*Task prompt*: Each line of the data below that contains "JSON" must be copied.

*Items from a dataset*:

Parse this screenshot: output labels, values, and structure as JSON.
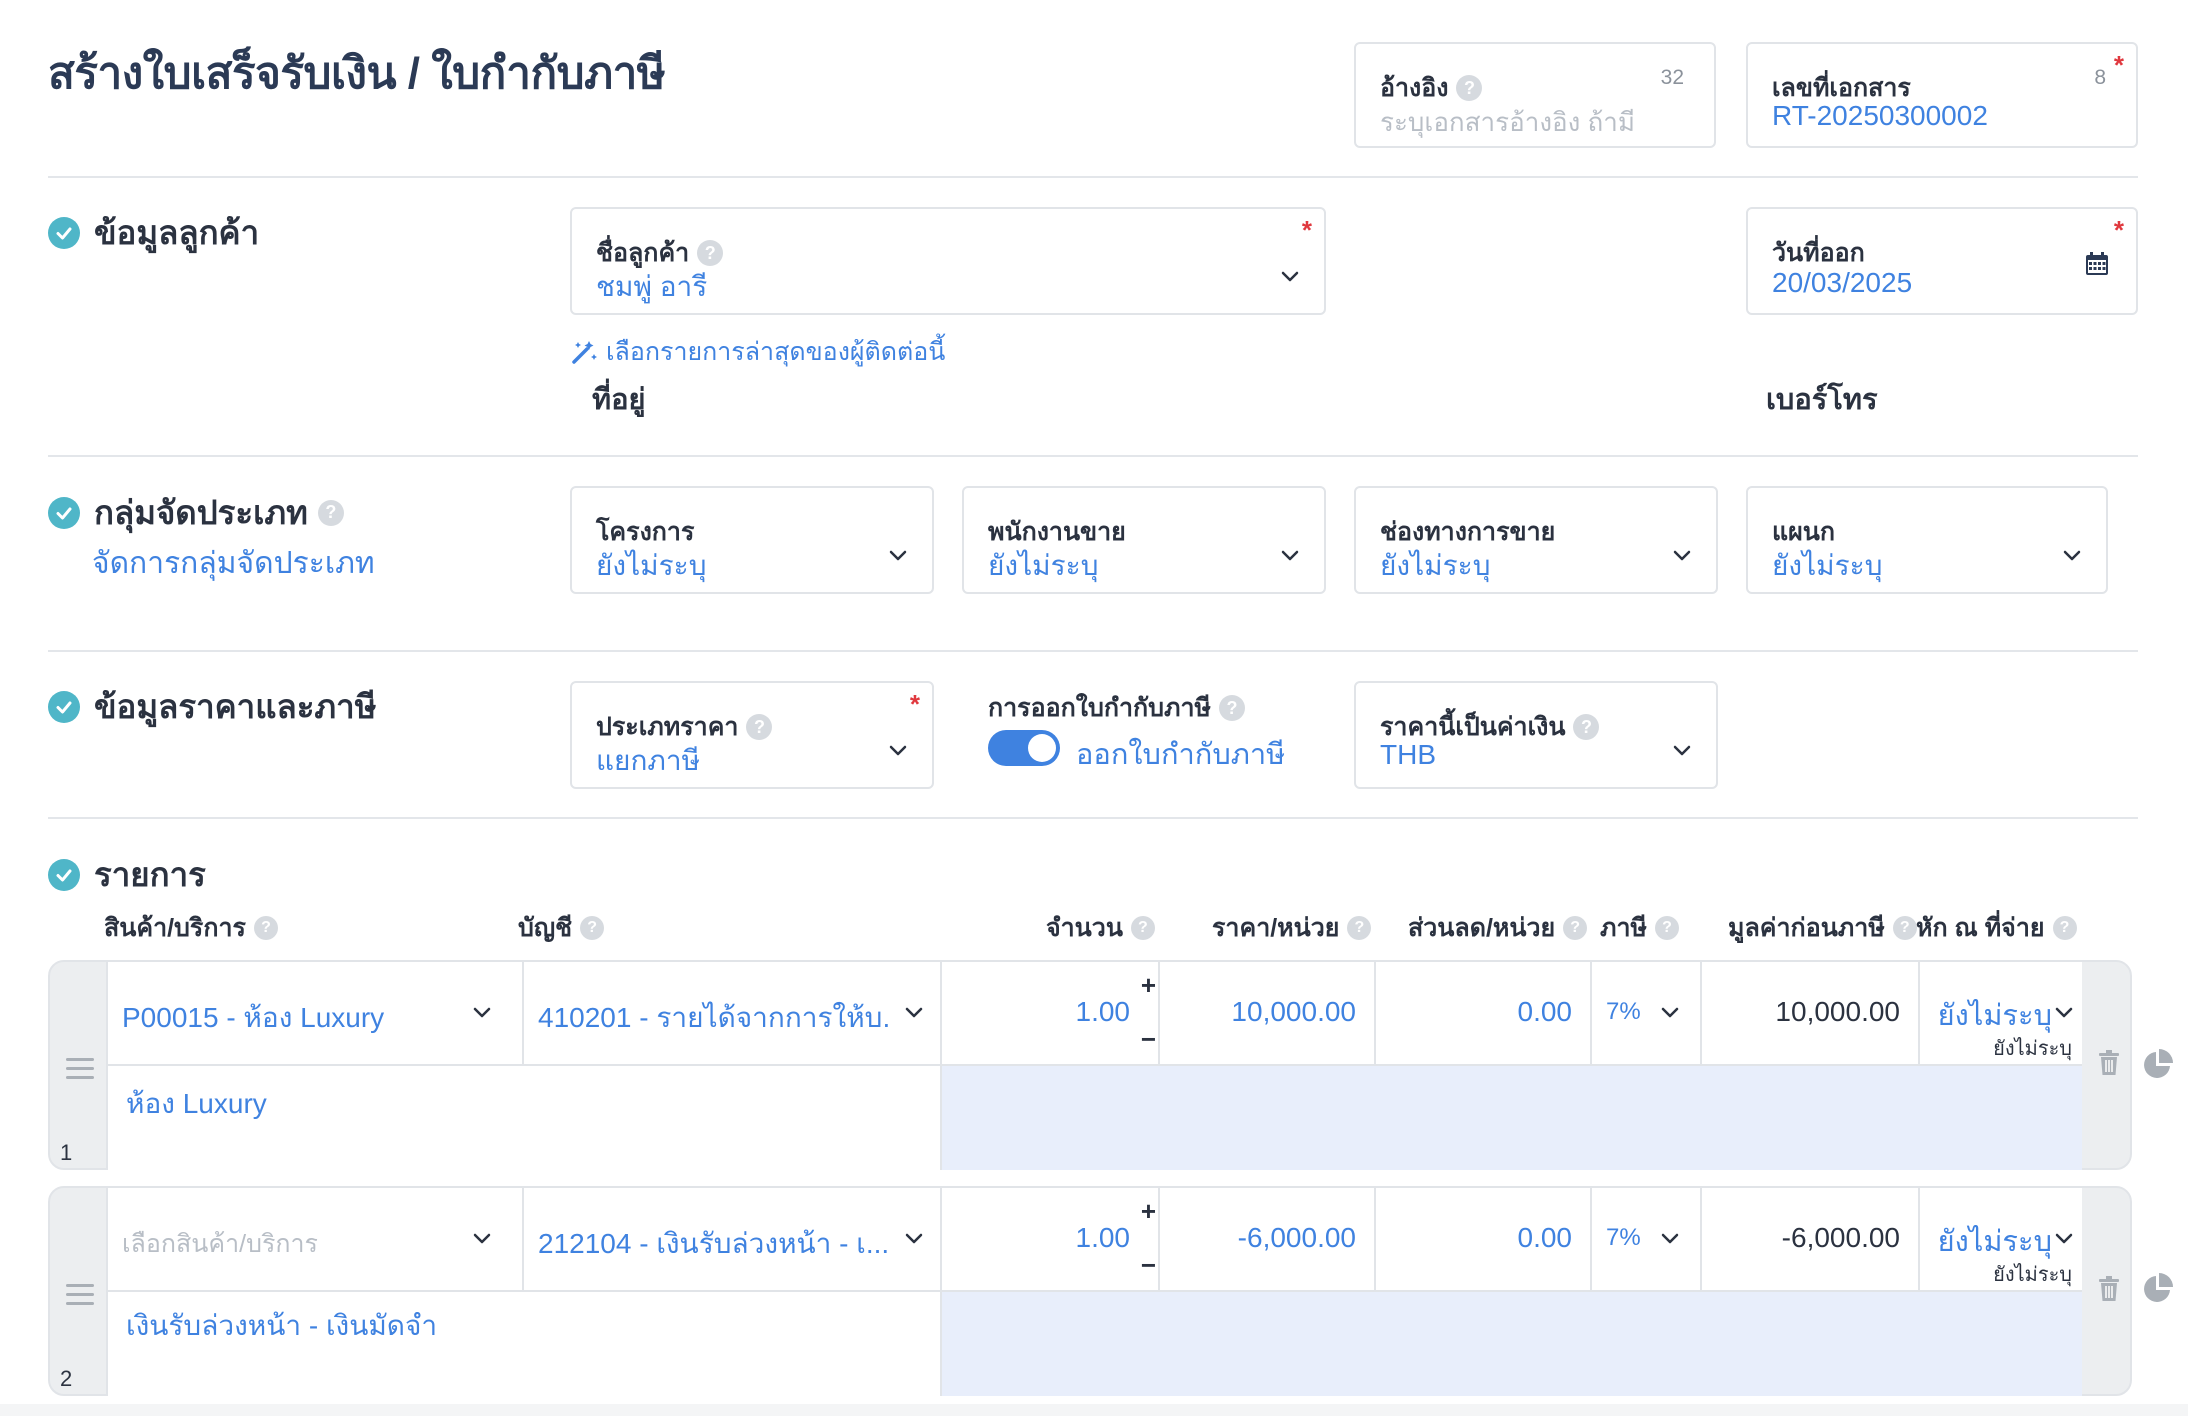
{
  "page": {
    "title": "สร้างใบเสร็จรับเงิน / ใบกำกับภาษี"
  },
  "header": {
    "reference": {
      "label": "อ้างอิง",
      "counter": "32",
      "placeholder": "ระบุเอกสารอ้างอิง ถ้ามี"
    },
    "doc_number": {
      "label": "เลขที่เอกสาร",
      "counter": "8",
      "required": "*",
      "value": "RT-20250300002"
    }
  },
  "customer": {
    "section_title": "ข้อมูลลูกค้า",
    "name": {
      "label": "ชื่อลูกค้า",
      "required": "*",
      "value": "ชมพู่ อารี"
    },
    "recent_link": "เลือกรายการล่าสุดของผู้ติดต่อนี้",
    "address_label": "ที่อยู่",
    "phone_label": "เบอร์โทร",
    "issue_date": {
      "label": "วันที่ออก",
      "required": "*",
      "value": "20/03/2025"
    }
  },
  "grouping": {
    "section_title": "กลุ่มจัดประเภท",
    "manage_link": "จัดการกลุ่มจัดประเภท",
    "fields": [
      {
        "label": "โครงการ",
        "value": "ยังไม่ระบุ"
      },
      {
        "label": "พนักงานขาย",
        "value": "ยังไม่ระบุ"
      },
      {
        "label": "ช่องทางการขาย",
        "value": "ยังไม่ระบุ"
      },
      {
        "label": "แผนก",
        "value": "ยังไม่ระบุ"
      }
    ]
  },
  "pricing": {
    "section_title": "ข้อมูลราคาและภาษี",
    "price_type": {
      "label": "ประเภทราคา",
      "required": "*",
      "value": "แยกภาษี"
    },
    "tax_invoice": {
      "label": "การออกใบกำกับภาษี",
      "toggle_label": "ออกใบกำกับภาษี",
      "enabled": true
    },
    "currency": {
      "label": "ราคานี้เป็นค่าเงิน",
      "value": "THB"
    }
  },
  "items": {
    "section_title": "รายการ",
    "columns": {
      "product": "สินค้า/บริการ",
      "account": "บัญชี",
      "qty": "จำนวน",
      "unit_price": "ราคา/หน่วย",
      "discount": "ส่วนลด/หน่วย",
      "tax": "ภาษี",
      "pre_tax": "มูลค่าก่อนภาษี",
      "wht": "หัก ณ ที่จ่าย"
    },
    "plus": "+",
    "minus": "−",
    "rows": [
      {
        "num": "1",
        "product": "P00015 - ห้อง Luxury",
        "product_placeholder": false,
        "account": "410201 - รายได้จากการให้บ...",
        "qty": "1.00",
        "unit_price": "10,000.00",
        "discount": "0.00",
        "tax": "7%",
        "pre_tax": "10,000.00",
        "wht": "ยังไม่ระบุ",
        "wht_sub": "ยังไม่ระบุ",
        "description": "ห้อง Luxury"
      },
      {
        "num": "2",
        "product": "เลือกสินค้า/บริการ",
        "product_placeholder": true,
        "account": "212104 - เงินรับล่วงหน้า - เ...",
        "qty": "1.00",
        "unit_price": "-6,000.00",
        "discount": "0.00",
        "tax": "7%",
        "pre_tax": "-6,000.00",
        "wht": "ยังไม่ระบุ",
        "wht_sub": "ยังไม่ระบุ",
        "description": "เงินรับล่วงหน้า - เงินมัดจำ"
      }
    ]
  },
  "colors": {
    "accent": "#3f82e0",
    "check": "#4fb6c8",
    "required": "#e0383e",
    "description_bg": "#e8eefb"
  }
}
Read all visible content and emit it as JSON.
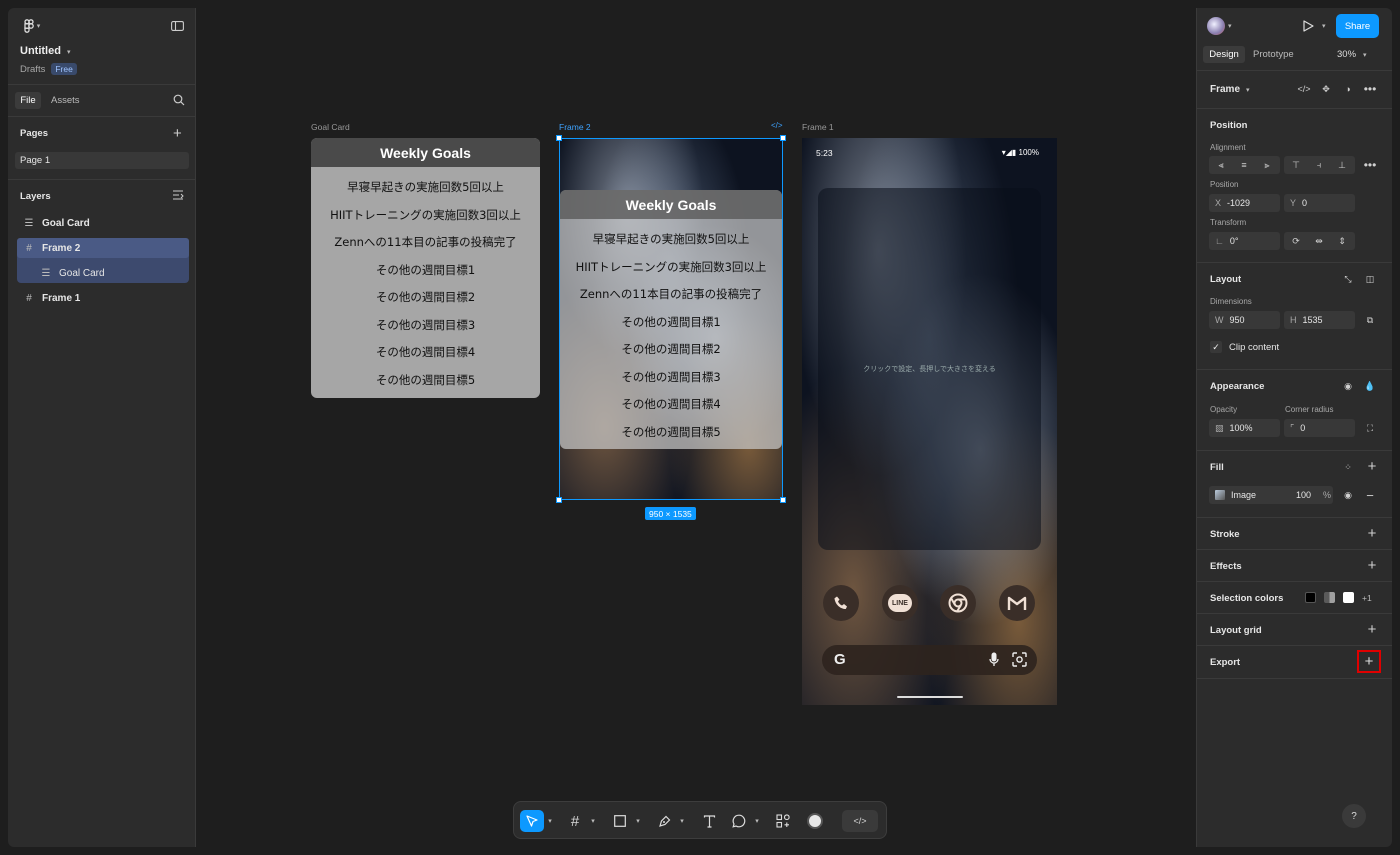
{
  "file": {
    "title": "Untitled",
    "location": "Drafts",
    "plan_badge": "Free"
  },
  "left_tabs": {
    "file": "File",
    "assets": "Assets"
  },
  "pages": {
    "header": "Pages",
    "items": [
      "Page 1"
    ]
  },
  "layers": {
    "header": "Layers",
    "items": [
      {
        "label": "Goal Card",
        "icon": "text-component-icon"
      },
      {
        "label": "Frame 2",
        "icon": "frame-hash-icon"
      },
      {
        "label": "Goal Card",
        "icon": "text-component-icon"
      },
      {
        "label": "Frame 1",
        "icon": "frame-hash-icon"
      }
    ]
  },
  "canvas": {
    "goal_card_label": "Goal Card",
    "frame2_label": "Frame 2",
    "frame1_label": "Frame 1",
    "selection_size": "950 × 1535",
    "card_title": "Weekly Goals",
    "goals": [
      "早寝早起きの実施回数5回以上",
      "HIITトレーニングの実施回数3回以上",
      "Zennへの11本目の記事の投稿完了",
      "その他の週間目標1",
      "その他の週間目標2",
      "その他の週間目標3",
      "その他の週間目標4",
      "その他の週間目標5"
    ],
    "phone": {
      "time": "5:23",
      "battery": "100%",
      "widget_hint": "クリックで設定、長押しで大きさを変える",
      "apps": [
        "phone-icon",
        "line-icon",
        "chrome-icon",
        "gmail-icon"
      ],
      "line_label": "LINE",
      "search_logo": "G"
    }
  },
  "right": {
    "share": "Share",
    "tabs": {
      "design": "Design",
      "prototype": "Prototype"
    },
    "zoom": "30%",
    "selection_type": "Frame",
    "position": {
      "header": "Position",
      "alignment_label": "Alignment",
      "position_label": "Position",
      "x_key": "X",
      "x": "-1029",
      "y_key": "Y",
      "y": "0",
      "transform_label": "Transform",
      "rotation": "0°"
    },
    "layout": {
      "header": "Layout",
      "dimensions_label": "Dimensions",
      "w_key": "W",
      "w": "950",
      "h_key": "H",
      "h": "1535",
      "clip": "Clip content"
    },
    "appearance": {
      "header": "Appearance",
      "opacity_label": "Opacity",
      "opacity": "100%",
      "radius_label": "Corner radius",
      "radius": "0"
    },
    "fill": {
      "header": "Fill",
      "type": "Image",
      "value": "100",
      "unit": "%"
    },
    "stroke": "Stroke",
    "effects": "Effects",
    "selection_colors": {
      "header": "Selection colors",
      "more": "+1",
      "colors": [
        "#000000",
        "#8a8a8a",
        "#ffffff"
      ]
    },
    "layout_grid": "Layout grid",
    "export": "Export",
    "help": "?"
  },
  "colors": {
    "accent": "#0d99ff",
    "export_highlight": "#e00000",
    "selected_layer": "#4a5a85"
  }
}
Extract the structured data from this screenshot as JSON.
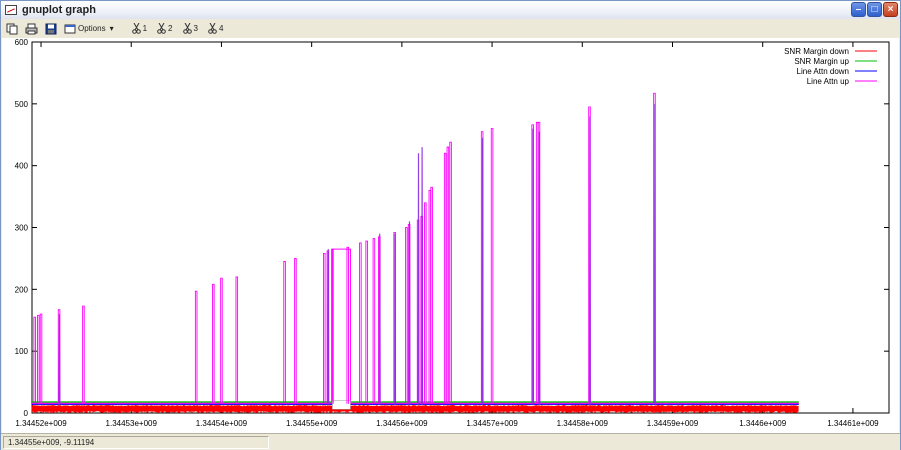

*Answer to the problem*:
Parse this screenshot: output labels, values, and structure as JSON.
Read all visible content and emit it as JSON.
Extract the structured data from this screenshot as JSON.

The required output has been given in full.